I just composed a 700 word op-ed. Will try to sell. It is a Jacobin bloodbath. Jonathan Swift never clipped a jugular like this.
What is the tally of this week, which now comes to its close? The composition of two op-eds. The publication of a Daily Beast piece on DNA. The composition and subsequent publication of a live jazz review. The composition of an essay on the greatest jazz Christmas performance. The composition of nine blog entries (one is sitting in drafts). The completion of a short story, "Pillow Drift." We will leave out all of the dozens of pitches and the hundreds of letters. At least three miles were walked every day, and at least one obelisk was climbed every day, and ten films were screened. I was not working hard, though I need to. I sometimes don't work hard because it all but kills me right now just having work pile up and sit here with me. In some ways, I have barely started what I can do.
But to lighten the mood, I will turn my attention to sharing some delightful radio programs, the nature of which you might not be acquainted. In the 1940s, it was common for the stars of a film--or most of them--to regather a year or two--or five--after the film fact, and enact a radio production of the movie. This would take place in about an hour. So, we can hear, for instance, Jimmy Stewart say his lines differently in a different, shorter, production of It's a Wonderful Life. Isn't that neat?
This is the radio version of It's a Wonderful Life (actually, there are two). It is from late winter of 1947 (the film having come out, of course, in 1946).
And here we have Robert Mitchum and in Holiday Affair, the film of which I watch a half dozen or so times each year. The film came out in 1949, and this is from December 1950.
This is Miracle on 34th Street, which came out in May 1947--nuts!--and was cast into a radio version in December of that year.
This is the radio version of Rembeber the Night, a Christmas film you might not know--it's very quiet and good--starring Barbara Stanwyck (always love her) and Fred MacMurray. Actually, Beulah Bondi is in it as well. In Make Way for Tomorrow, which I recently wrote about in these pages, she gives one of the great performances in all of American cinematic acting. The film--and this a Christmas film straight up, mind you--came out January 19, 1940. This radio version followed in March.

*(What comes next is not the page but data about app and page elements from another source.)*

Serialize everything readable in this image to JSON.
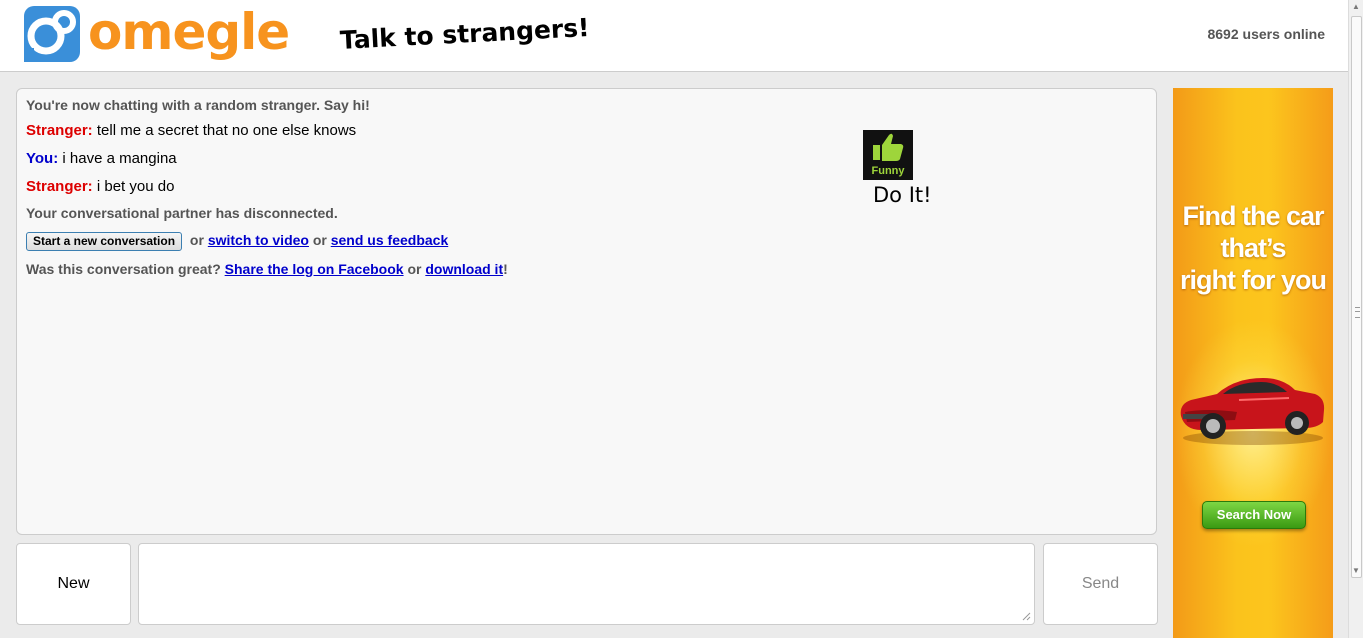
{
  "header": {
    "logo_text": "omegle",
    "tagline": "Talk to strangers!",
    "online_count": "8692",
    "online_suffix": " users online"
  },
  "chat": {
    "intro": "You're now chatting with a random stranger. Say hi!",
    "messages": [
      {
        "sender": "Stranger:",
        "text": " tell me a secret that no one else knows"
      },
      {
        "sender": "You:",
        "text": " i have a mangina"
      },
      {
        "sender": "Stranger:",
        "text": " i bet you do"
      }
    ],
    "disconnected": "Your conversational partner has disconnected.",
    "new_convo_button": "Start a new conversation",
    "or1": " or ",
    "switch_video": "switch to video",
    "or2": " or ",
    "feedback": "send us feedback",
    "great_question": "Was this conversation great? ",
    "share_facebook": "Share the log on Facebook",
    "or3": " or ",
    "download": "download it",
    "exclaim": "!",
    "funny_badge": "Funny",
    "doit": "Do It!"
  },
  "controls": {
    "new_label": "New",
    "message_value": "",
    "send_label": "Send"
  },
  "ad": {
    "headline_lines": [
      "Find the car",
      "that’s",
      "right for you"
    ],
    "search_label": "Search Now"
  },
  "colors": {
    "brand_orange": "#f7931e",
    "brand_blue": "#3a8fd9",
    "stranger_red": "#dd0000",
    "you_blue": "#0000cc"
  }
}
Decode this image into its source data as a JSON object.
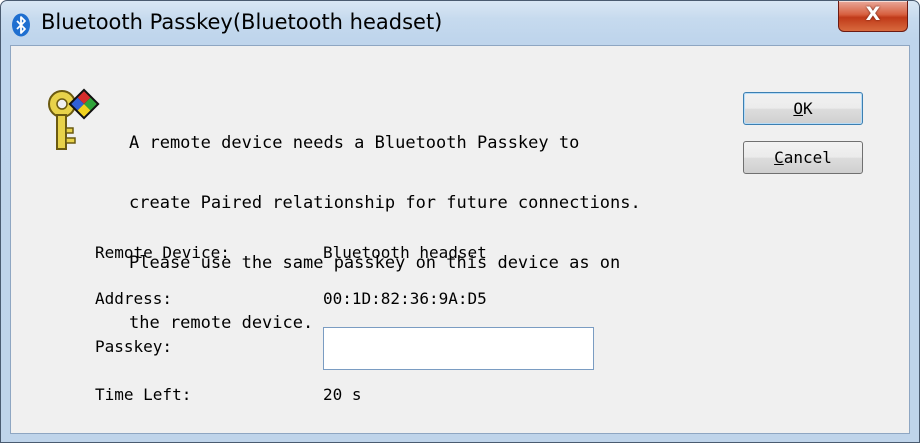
{
  "window": {
    "title": "Bluetooth Passkey(Bluetooth headset)",
    "close_label": "X"
  },
  "message": {
    "line1": "A remote device needs a Bluetooth Passkey to",
    "line2": "create Paired relationship for future connections.",
    "line3": "Please use the same passkey on this device as on",
    "line4": "the remote device."
  },
  "buttons": {
    "ok": {
      "mnemonic": "O",
      "rest": "K"
    },
    "cancel": {
      "mnemonic": "C",
      "rest": "ancel"
    }
  },
  "fields": {
    "remote_device_label": "Remote Device:",
    "remote_device_value": "Bluetooth headset",
    "address_label": "Address:",
    "address_value": "00:1D:82:36:9A:D5",
    "passkey_label": "Passkey:",
    "passkey_value": "",
    "time_left_label": "Time Left:",
    "time_left_value": "20 s"
  },
  "icons": {
    "title": "bluetooth-icon",
    "dialog": "key-icon"
  },
  "colors": {
    "titlebar": "#c6daee",
    "client_bg": "#f0f0f0",
    "close_button": "#c03a19",
    "bluetooth_blue": "#1f6fd0"
  }
}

And we close with a radio adaptation of a film that isn't technically a Christmas film, but it works really well at Christmas. And it was written by Noel Langley, who would go on to write Scrooge. I am talking about The Wizard of Oz. It's from 1939, and this radio version is from Christmas 1950. Think about that! Judy Garland as Dorothy eleven years later! Aren't you glad this exists? What a remarkable document.